Champagne is world-renowned due to its excellent quality! The Champagne region holds winemakers and grape growers to high standards in order to ensure the wine's quality and preserve the region's esteemed reputation. Champagne is made using a traditional method with Pinot noir, Chardonnay and Pinot meunier grapes. Champagne wine is from the Champagne region of France, and you can find both white and rosé champagnes.


Crémant is another sparkling wine from France, deriving from French regions such as Loire, Burgundy, Jura and Alsace. Each region incorporates different grapes into its crémant, but crémant is always made with a second bottle fermentation—just like Champagne! French wine laws demand that crémant grapes are manually harvested and crémant wine is aged for a certain time period, boosting this wine's quality by improving appearance and flavor.

Austrian and German Sparkling Wine


Both Austria and Germany produce sparkling wine known as sekt, and each country does so using different regional grape varieties. Most sekt is produced using the tank method used for prosecco, but higher quality sekt wines are on the rise as well in each of these countries.

pasture, coffee, wine, tea, grass
Alexandra R

Spanish Sparkling Wine


Cava shares many similarities with Champagne but for a lesser price! Hailing from Northern Spain, Cava primarily comes from Macabeo, Parellada and Xarello grapes, but Chardonnay, Pinot noir, Trepat, Garnacha and Monastrell are also used. Cava is produced through the traditional method that is also employed for Champagne.

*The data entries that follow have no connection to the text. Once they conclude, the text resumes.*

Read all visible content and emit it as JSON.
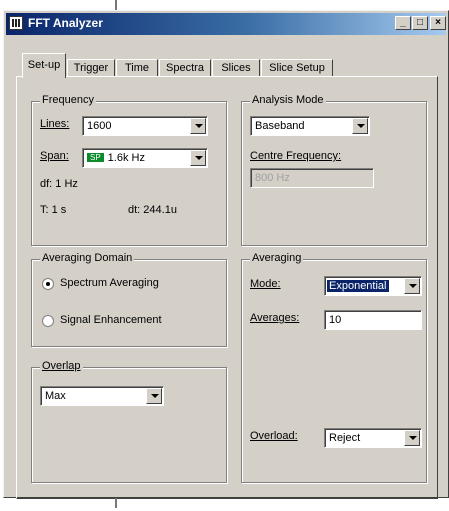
{
  "window": {
    "title": "FFT Analyzer",
    "controls": {
      "minimize": "_",
      "maximize": "□",
      "close": "×"
    }
  },
  "tabs": [
    {
      "label": "Set-up",
      "active": true
    },
    {
      "label": "Trigger"
    },
    {
      "label": "Time"
    },
    {
      "label": "Spectra"
    },
    {
      "label": "Slices"
    },
    {
      "label": "Slice Setup"
    }
  ],
  "frequency": {
    "legend": "Frequency",
    "lines_label": "Lines:",
    "lines_value": "1600",
    "span_label": "Span:",
    "span_badge": "SP",
    "span_value": "1.6k Hz",
    "df": "df: 1 Hz",
    "t": "T: 1 s",
    "dt": "dt: 244.1u"
  },
  "analysis_mode": {
    "legend": "Analysis Mode",
    "mode_value": "Baseband",
    "centre_label": "Centre Frequency:",
    "centre_value": "800 Hz"
  },
  "averaging_domain": {
    "legend": "Averaging Domain",
    "options": [
      "Spectrum Averaging",
      "Signal Enhancement"
    ],
    "selected": "Spectrum Averaging"
  },
  "averaging": {
    "legend": "Averaging",
    "mode_label": "Mode:",
    "mode_value": "Exponential",
    "averages_label": "Averages:",
    "averages_value": "10",
    "overload_label": "Overload:",
    "overload_value": "Reject"
  },
  "overlap": {
    "legend": "Overlap",
    "value": "Max"
  }
}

Portuguese and Argentinian Sparkling Wine


Argentina and Portugal each produce a sparkling wine known as Espumante, which means “bubbly” or “sparkling” in Portuguese and Spanish. Portugal produces Espumante from the north to the south, and it is made in various methods — from injecting carbon dioxide for the cheapest options to the traditional method (used in Champagne) for the most expensive options.

American, Australian, and Chilean Sparkling Wines

Sparkling Wine in America

America, Australia and Chile each produce sparkling wine, and each country uses local varieties to make delicious sparkling drinks! America produces sparkling wine primarily in Oregon and California, while New York produces some quality sparkling wine too.

Sparkling Wine in Australia

Australia sparkling wine production uses Chardonnay, Pinot noir and Shiraz (Syrah) grapes. Sparkling Shiraz, a sparkling red wine, is a unique option for your toast! The beautiful, deep red color pops (no pun intended) with the effervescent bubbles. Excellent Australian sparkling wines come from the Tasmania, Macedon Ranges, Great Western/Grampians, Adelaide Hills, Hunter Valley and Tumbarumba regions.

Sparkling Wine in Chile

Chilean sparkling wines depend on Chardonnay and Pinot noir as the main grapes, but sometimes winemakers also incorporate Riesling, Sauvignon blanc, and Syrah. There are two methods for Chilean sparkling wine production: the traditional method and the ancestral method. The ancestral method uses cold temperatures to halt fermentation midway. The wine is bottled, the fermentation finishes, and then the wine is riddled and disgorged (the yeast is removed). 

cocktail, wine, champagne, alcohol
Megan McKinstry

South African Sparkling Wine

Cap Classique

South Africa has its own sparkling wine known as cap classique drinks. These are wines produced in the Cape via the traditional method. The climate yields citrusy and fruity flavors.

Now you are officially prepared to face the wine aisle and confidently select the perfect bubbly to ring in the new year. Cheers!